You might have good luck with trail running specific shoes since most are designed to have more flexibility for runners. I'm currently wearing Salomon, so that be good starting point to see if they fit and meet your flexibility. I hike in the Smokies so it always wet there and my feet have stayed dried with my Salomon when hiking through little mud, wet leaves, stepping on stones that has rushing water, etc.
Edited by ETSU Pride (01/04/1511:43 AM)
It is one of the blessings of wilderness life that it shows us how few things we need in order to be perfectly happy.-- Horace Kephart
I've worn Wolverine Dura-Shock boots for the past 20 years to save my knees from my labors as a builder. The insoles are great, but the soles are Vibram that are thick and cushiony also. The downside is, thick soles have deep lugs that attract dirt into interior spaces. They are good platforms on ladders. The home inspections I've done for clients involved much going up on roofs and inspecting chimneys. IMHO, the most durable, waterproof, and comfortable of the work boots in the 100 and change range. I even use my steel toed boots for hikes. They're good on trails and allow walking in water for short spells. . My Merrel Moab trail runners are the most cushion of any of the trail runners I've used.
I've used Vasque and Merrell, and found both to be good. However, you shouldn't rely on what any of us like. Shoes are, as you no doubt know, something that you need to try on and find what works and fits best for you, not us. The best bet: go to a store that knows how to fit shoes, and try on whatever they've got. You don't say whether your hiking is dayhiking or overnighting. If you'll be carrying a full load of gear, then take a packed pack with you and try it on with the finalists - an extra 20, 30, or 40 pounds can affect the fit of your shoes.

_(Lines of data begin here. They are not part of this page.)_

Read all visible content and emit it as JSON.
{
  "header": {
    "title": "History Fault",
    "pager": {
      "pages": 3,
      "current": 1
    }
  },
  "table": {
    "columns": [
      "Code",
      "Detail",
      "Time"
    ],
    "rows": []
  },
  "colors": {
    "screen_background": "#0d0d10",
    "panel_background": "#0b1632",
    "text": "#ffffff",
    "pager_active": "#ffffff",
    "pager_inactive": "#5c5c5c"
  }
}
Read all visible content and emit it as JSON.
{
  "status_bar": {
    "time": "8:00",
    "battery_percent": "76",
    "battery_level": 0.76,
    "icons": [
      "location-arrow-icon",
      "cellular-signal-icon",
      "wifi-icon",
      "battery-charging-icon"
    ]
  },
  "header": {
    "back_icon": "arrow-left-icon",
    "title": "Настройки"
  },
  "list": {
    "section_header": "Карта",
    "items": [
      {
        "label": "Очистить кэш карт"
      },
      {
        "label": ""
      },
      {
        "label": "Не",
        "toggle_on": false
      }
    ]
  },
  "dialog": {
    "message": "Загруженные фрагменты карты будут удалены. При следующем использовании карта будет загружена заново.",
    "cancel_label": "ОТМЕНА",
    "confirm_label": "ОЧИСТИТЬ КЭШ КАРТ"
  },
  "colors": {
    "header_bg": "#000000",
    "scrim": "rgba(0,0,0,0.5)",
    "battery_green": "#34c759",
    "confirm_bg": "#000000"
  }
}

If you don't have a nearby store, and are forced to use online sources, then try to choose one with a good return policy: order several pairs, and send back the "losers."